0
We're unable to sign you in at this time. Please try again in a few minutes.
Retry
We were able to sign you in, but your subscription(s) could not be found. Please try again in a few minutes.
Retry
There may be a problem with your account. Please contact the AMA Service Center to resolve this issue.
Contact the AMA Service Center:
Telephone: 1 (800) 262-2350 or 1 (312) 670-7827  *   Email: subscriptions@jamanetwork.com
Error Message ......
Invited Critique | ONLINE FIRST

Hyperoxia and Traumatic Brain Injury:  Comment on “Early Hyperoxia Worsens Outcomes After Traumatic Brain Injury”

H. Gill Cryer, MD, PhD
Arch Surg. 2012;147(11):1046. doi:10.1001/archsurg.2012.1641.
Text Size: A A A
Published online

Extract

Brenner and colleagues1 have nicely shown that average PaO2 levels of less than 100 mm Hg or greater than 200 mm Hg are independently associated with higher mortality and worse discharge Glasgow Coma Scale scores in 1547 patients with a brain Abbreviated Injury Score of 3 or greater after risk adjusting for mechanism of injury, age, Injury Severity Score, sex, and admission Glasgow Coma Scale score. It has been well established that hypoxia is detrimental to outcome in brain injury. Because of this, there may be a tendency to give higher levels of oxygen to prevent hypoxia. Indeed, the authors found that 43% of their patients had PaO2 values greater than 200 mm Hg in the first 24 hours of care. Unfortunately, this hyperoxia appears to be detrimental to outcome compared with normoxia and is just as bad as hypoxia. If true, these are important findings that could change the way we approach patients with traumatic brain injury.

Sign in

Create a free personal account to sign up for alerts, share articles, and more.

Purchase Options

• Buy this article
• Subscribe to the journal

First Page Preview

View Large
First page PDF preview

First Page Preview

View Large
First page PDF preview

Figures

Tables

References

Correspondence

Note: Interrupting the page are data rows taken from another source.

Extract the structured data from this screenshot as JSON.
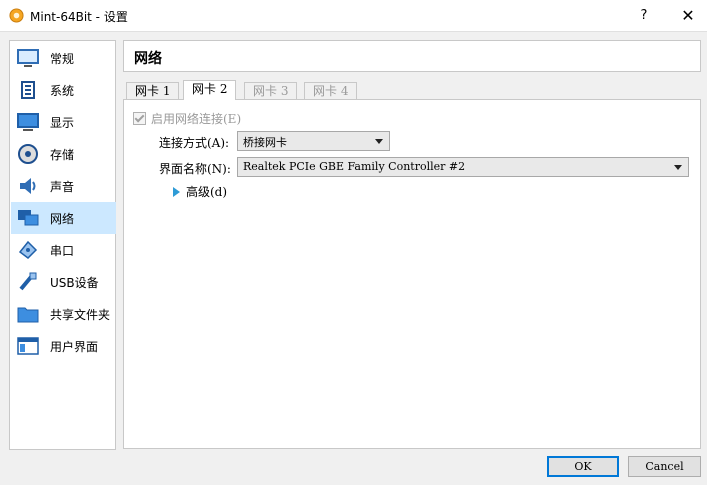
{
  "window": {
    "title": "Mint-64Bit - 设置",
    "help_label": "?",
    "close_label": "✕"
  },
  "sidebar": {
    "items": [
      {
        "label": "常规",
        "icon": "general-icon"
      },
      {
        "label": "系统",
        "icon": "system-icon"
      },
      {
        "label": "显示",
        "icon": "display-icon"
      },
      {
        "label": "存储",
        "icon": "storage-icon"
      },
      {
        "label": "声音",
        "icon": "audio-icon"
      },
      {
        "label": "网络",
        "icon": "network-icon",
        "selected": true
      },
      {
        "label": "串口",
        "icon": "serial-port-icon"
      },
      {
        "label": "USB设备",
        "icon": "usb-icon"
      },
      {
        "label": "共享文件夹",
        "icon": "shared-folder-icon"
      },
      {
        "label": "用户界面",
        "icon": "user-interface-icon"
      }
    ]
  },
  "header": {
    "title": "网络"
  },
  "tabs": [
    {
      "label": "网卡 1",
      "state": "normal"
    },
    {
      "label": "网卡 2",
      "state": "active"
    },
    {
      "label": "网卡 3",
      "state": "disabled"
    },
    {
      "label": "网卡 4",
      "state": "disabled"
    }
  ],
  "panel": {
    "enable_label": "启用网络连接(E)",
    "enable_checked": true,
    "attached_label": "连接方式(A):",
    "attached_value": "桥接网卡",
    "name_label": "界面名称(N):",
    "name_value": "Realtek PCIe GBE Family Controller #2",
    "advanced_label": "高级(d)"
  },
  "buttons": {
    "ok": "OK",
    "cancel": "Cancel"
  },
  "colors": {
    "selection": "#cce8ff",
    "accent": "#0078d7",
    "arrow": "#2e9bd6"
  }
}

CME
Also Meets CME requirements for:
Browse CME for all U.S. States
Accreditation Information
The American Medical Association is accredited by the Accreditation Council for Continuing Medical Education to provide continuing medical education for physicians. The AMA designates this journal-based CME activity for a maximum of 1 AMA PRA Category 1 CreditTM per course. Physicians should claim only the credit commensurate with the extent of their participation in the activity. Physicians who complete the CME course and score at least 80% correct on the quiz are eligible for AMA PRA Category 1 CreditTM.
Note: You must get at least of the answers correct to pass this quiz.
Please click the checkbox indicating that you have read the full article in order to submit your answers.
Your answers have been saved for later.
You have not filled in all the answers to complete this quiz
The following questions were not answered:
Sorry, you have unsuccessfully completed this CME quiz with a score of
The following questions were not answered correctly:
Commitment to Change (optional):
Indicate what change(s) you will implement in your practice, if any, based on this CME course.
Your quiz results:
The filled radio buttons indicate your responses. The preferred responses are highlighted
For CME Course: A Proposed Model for Initial Assessment and Management of Acute Heart Failure Syndromes
Indicate what changes(s) you will implement in your practice, if any, based on this CME course.
Submit a Comment

Multimedia

Some tools below are only available to our subscribers or users with an online account.

Sign in

Create a free personal account to sign up for alerts, share articles, and more.

Purchase Options

• Buy this article
• Subscribe to the journal

Related Content

Customize your page view by dragging & repositioning the boxes below.

See Also...
Articles Related By Topic
Related Collections
PubMed Articles
Jobs
brightcove.createExperiences();